Credit Ratings agency CRISIL expects gross NPAs, which are a key indicator of asset quality, will decline 90 basis points (0.9 per cent) to 5 per cent this financial year and further improve 100 basis points to a decadal low of 4 per cent by March 31, 2024.
“The asset quality of the banking sector will also benefit from the proposed sale of NPAs to the National Asset Reconstruction Company Ltd (NARCL),” CRISIL said.
The biggest improvement is expected in the corporate segment where gross NPAs are likely to fall to 2 per cent, from a peak of 16 per cent as on March 31, 2018.
This asset quality improvement in the corporate segment follows a significant clean-up done of bank books in recent years, and strengthened risk management and underwriting, CRISIL said.
Mechanisms such as the Insolvency and Bankruptcy Code have also supported recoveries and increased credit discipline among borrowers, it added.
“The steady improvement in corporate asset quality is clearly reflected in leading indicators such as the credit quality of bank exposures. A CRISIL Ratings study of large exposures of banks, constituting more than half of corporate advances, shows the share of high-safety exposures (AAA, AA rated entities and public sector firms) has increased to 77 per cent as on March 2022 from 59 per cent in March 2017, while exposure to sub-investment grade companies more than halved to 7 per cent versus 17 per cent,” said Krishnan Sitaraman, senior director and deputy chief ratings officer at CRISIL.
Much of the stress in the corporate loan book has been recognised and incremental lending quality has improved. But, stress in the micro, small and medium industries has increased. The MSMEs suffered the most in the pandemic and their gross NPAs may rise to 10-11 per cent by March 2024 from 9.3 per cent as on March 31, 2022.
“While relief measures did help contain asset quality deterioration last fiscal, the segment saw the most restructuring at 6 per cent, compared with 2 per cent for the overall banking sector.
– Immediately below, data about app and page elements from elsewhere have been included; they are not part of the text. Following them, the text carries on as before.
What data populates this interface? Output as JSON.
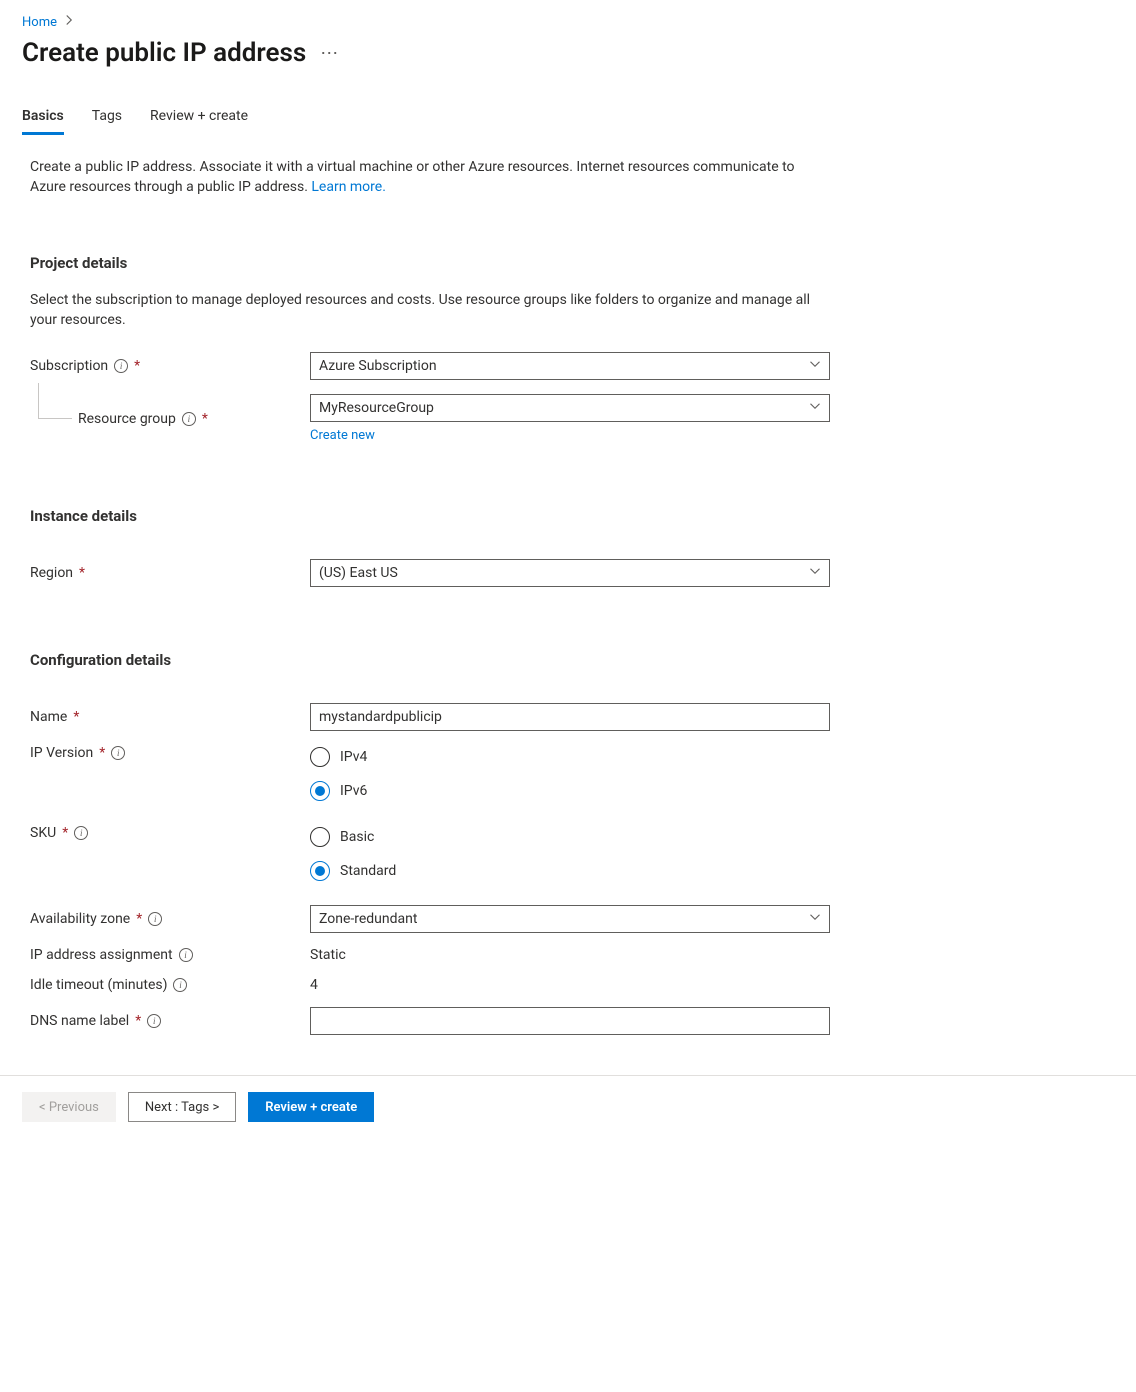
{
  "breadcrumb": {
    "home": "Home"
  },
  "page": {
    "title": "Create public IP address"
  },
  "tabs": {
    "basics": "Basics",
    "tags": "Tags",
    "review": "Review + create"
  },
  "intro": {
    "text": "Create a public IP address. Associate it with a virtual machine or other Azure resources. Internet resources communicate to Azure resources through a public IP address. ",
    "link": "Learn more."
  },
  "project": {
    "heading": "Project details",
    "desc": "Select the subscription to manage deployed resources and costs. Use resource groups like folders to organize and manage all your resources.",
    "subscription_label": "Subscription",
    "subscription_value": "Azure Subscription",
    "rg_label": "Resource group",
    "rg_value": "MyResourceGroup",
    "create_new": "Create new"
  },
  "instance": {
    "heading": "Instance details",
    "region_label": "Region",
    "region_value": "(US) East US"
  },
  "config": {
    "heading": "Configuration details",
    "name_label": "Name",
    "name_value": "mystandardpublicip",
    "ipver_label": "IP Version",
    "ipver_opt1": "IPv4",
    "ipver_opt2": "IPv6",
    "sku_label": "SKU",
    "sku_opt1": "Basic",
    "sku_opt2": "Standard",
    "az_label": "Availability zone",
    "az_value": "Zone-redundant",
    "ipassign_label": "IP address assignment",
    "ipassign_value": "Static",
    "idle_label": "Idle timeout (minutes)",
    "idle_value": "4",
    "dns_label": "DNS name label",
    "dns_value": ""
  },
  "footer": {
    "prev": "< Previous",
    "next": "Next : Tags >",
    "review": "Review + create"
  }
}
About a fourth of these accounts could potentially slip into NPAs,” said CRISIL.
Gross NPAs in the retail segment are likely to be rangebound at around 1.8 per cent to 2 per cent over the medium term. While the impact of increase in interest rates and inflationary pressure on individual borrowers’ cash flows will need to be monitored, almost half of the retail loans are home loans, where borrowers have relatively better credit profiles, the ratings agency pointed.
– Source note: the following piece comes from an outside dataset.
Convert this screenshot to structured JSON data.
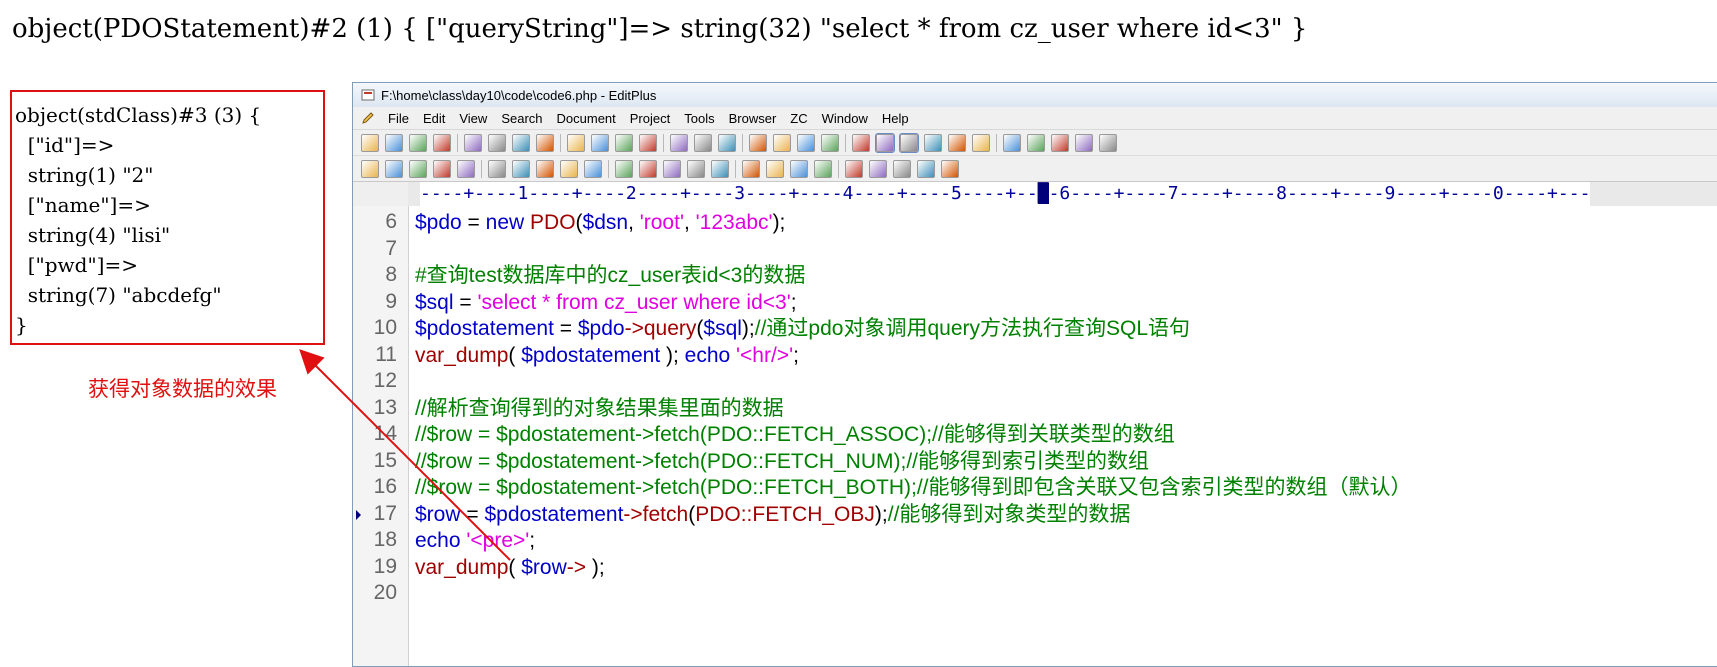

With another year of reasonably normal monsoon and harvest, gross NPAs in the agriculture segment are likely to remain flat at around 9 per cent to 10 per cent, CRISIL added.